Citing PatentFiling datePublication dateApplicantTitle
US6471664Mar 15, 2000Oct 29, 2002Becker Orthopedic Appliance CompanyKnee joint and method
US7198071May 6, 2005Apr 3, 2007Össur Engineering, Inc.Systems and methods of loading fluid in a prosthetic knee
US7279009Aug 22, 2003Oct 9, 2007Massachusetts Institute Of TechnologySpeed-adaptive and patient-adaptive prosthetic knee
US7455696May 6, 2005Nov 25, 2008össur hfDynamic seals for a prosthetic knee
US7691154May 6, 2005Apr 6, 2010össur hfSystems and methods of controlling pressure within a prosthetic knee

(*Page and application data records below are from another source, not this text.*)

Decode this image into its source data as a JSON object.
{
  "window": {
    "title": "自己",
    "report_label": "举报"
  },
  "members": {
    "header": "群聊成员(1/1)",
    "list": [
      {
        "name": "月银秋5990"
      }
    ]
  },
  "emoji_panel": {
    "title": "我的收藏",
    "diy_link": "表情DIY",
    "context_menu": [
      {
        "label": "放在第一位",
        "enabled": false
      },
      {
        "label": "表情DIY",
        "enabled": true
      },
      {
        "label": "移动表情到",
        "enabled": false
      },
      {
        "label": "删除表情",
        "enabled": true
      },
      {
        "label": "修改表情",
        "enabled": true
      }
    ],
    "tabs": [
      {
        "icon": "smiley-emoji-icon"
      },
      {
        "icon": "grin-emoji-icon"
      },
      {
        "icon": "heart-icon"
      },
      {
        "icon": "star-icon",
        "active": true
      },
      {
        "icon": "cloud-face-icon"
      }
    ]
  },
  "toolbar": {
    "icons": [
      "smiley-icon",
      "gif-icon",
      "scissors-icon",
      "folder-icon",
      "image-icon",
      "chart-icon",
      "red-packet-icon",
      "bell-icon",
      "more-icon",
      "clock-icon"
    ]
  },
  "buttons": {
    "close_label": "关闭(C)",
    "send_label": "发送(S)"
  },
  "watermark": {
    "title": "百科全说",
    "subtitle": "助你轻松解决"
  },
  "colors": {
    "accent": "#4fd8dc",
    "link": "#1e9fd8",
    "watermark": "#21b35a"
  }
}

US7799091Oct 8, 2007Sep 21, 2010Massachusetts Institute Of TechnologyControl system for prosthetic knee
US8617254Jan 22, 2010Dec 31, 2013Ossur HfControl system and method for a prosthetic knee
US20120150318 *Dec 9, 2011Jun 14, 2012Pierre ChablozProsthesis for a lower limb
USRE39961Apr 29, 2003Dec 25, 2007össur hfComputer controlled hydraulic resistance device for a prosthesis and other apparatus
USRE42903Jul 20, 2006Nov 8, 2011Massachusetts Institute Of TechnologyElectronically controlled prosthetic knee
Classifications
U.S. Classification623/44, 623/46
International ClassificationA61F2/64
Cooperative ClassificationA61F2/644
European ClassificationA61F2/64P2
Legal Events
DateCodeEventDescription
Jul 2, 2009SULPSurcharge for late payment
Year of fee payment: 11
Jul 2, 2009FPAYFee payment
Year of fee payment: 12
Jan 13, 2009REMIMaintenance fee reminder mailed
Dec 27, 2004FPAYFee payment
Year of fee payment: 8
Dec 6, 2000FPAYFee payment
Year of fee payment: 4
May 31, 1995ASAssignment
Owner name: OTTO BOCK ORTHOPADISCHE INDUSTRIE BESITZ UND VERWA
Free format text: ASSIGNMENT OF ASSIGNORS INTEREST;ASSIGNOR:VAN DE VEEN, PAUL GERAD;REEL/FRAME:007529/0672
Effective date: 19950509